    > not be, it has to have frame and line pulses at PRECISELY the right

    moments,
    > which they will not be. That's why it's called the sync signal, because it
    > tells the receiver PRECISELY how to synchronize itself to display the
    > picture properly. The sync source MUST start from the DVD player, however

    it
    > may be processed along the way. Any old signal at about the right

    frequency
    > just will not do!
    >
    > If you really want to connect the DVD player to the PC monitor you will

    have
    > to get a Component to RBG converter. That will do the "sums" to convert

    the
    > signal appropriately and generate the right sync signal.
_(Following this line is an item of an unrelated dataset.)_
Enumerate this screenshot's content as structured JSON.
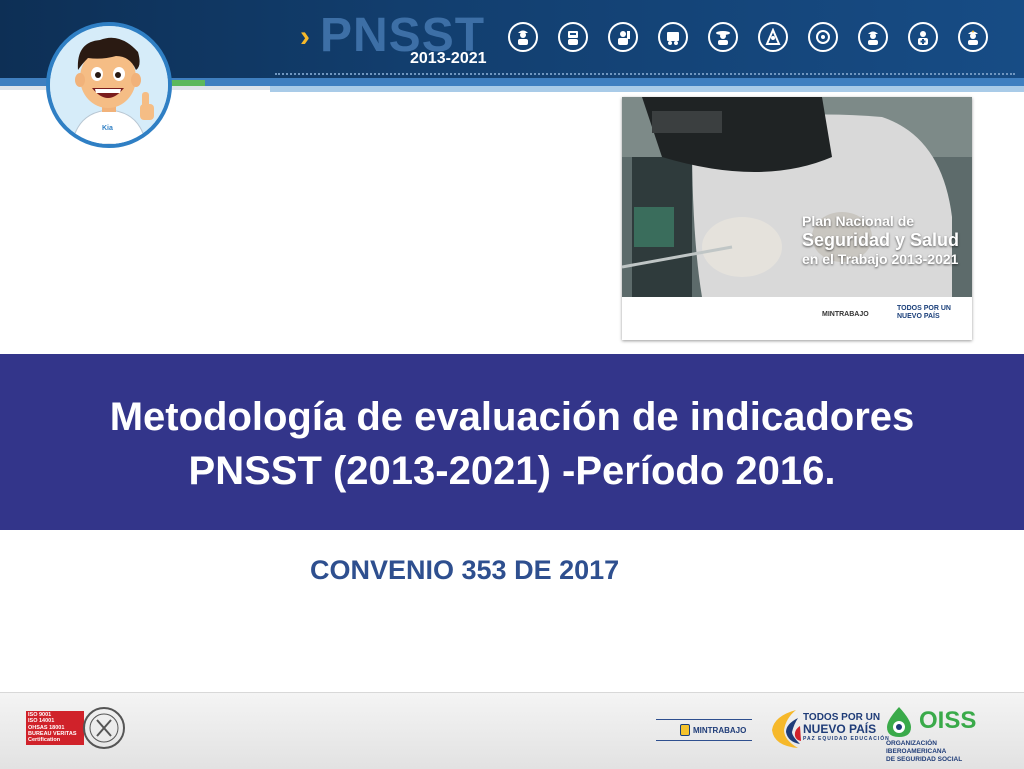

You might be able
    > to find one at http://www.lektropacks.co.uk or http://www.keene.co.uk/,

    but
    > the only ones I could see in a quick look converted component to a "TV"

    RGB,
    > which has a composite sync (H and V on one lead), not the separate H and V
    > sync a PC monitor usually expects.
    >
    > John Howells
    >
    >


    Many thanks for the reply!

    As with most things in my life, I'm most wrong about something when I feel
    I'm halfway right.
    Another Spellman Revision2, Jul 4, 2003
    #4
    1. Advertising

Want to reply to this thread or ask your own question?

It takes just 2 minutes to sign up (and it's free!). Just click the sign up button to choose a username and then you can ask your own questions on the forum.
Similar Threads
  1. John

    BNC Cable Question

    John, Oct 15, 2003, in forum: Computer Support
    Replies:
    6
    Views:
    428
  2. nick
    Replies:
    0
    Views:
    1,308
  3. sams
    Replies:
    3
    Views:
    6,617
    Oldus Fartus
    May 31, 2004
  4. Replies:
    1
    Views:
    3,049
    Jeff Rife
    Dec 2, 2005
  5. Stereo Cassette Deck

    WTB: 15 pin VGA to 4x BNC video cable

    Stereo Cassette Deck, May 14, 2004, in forum: NZ Computing
    Replies:
    13
    Views:
    861
    -=rjh=-
    May 28, 2004
Loading...

Share This Page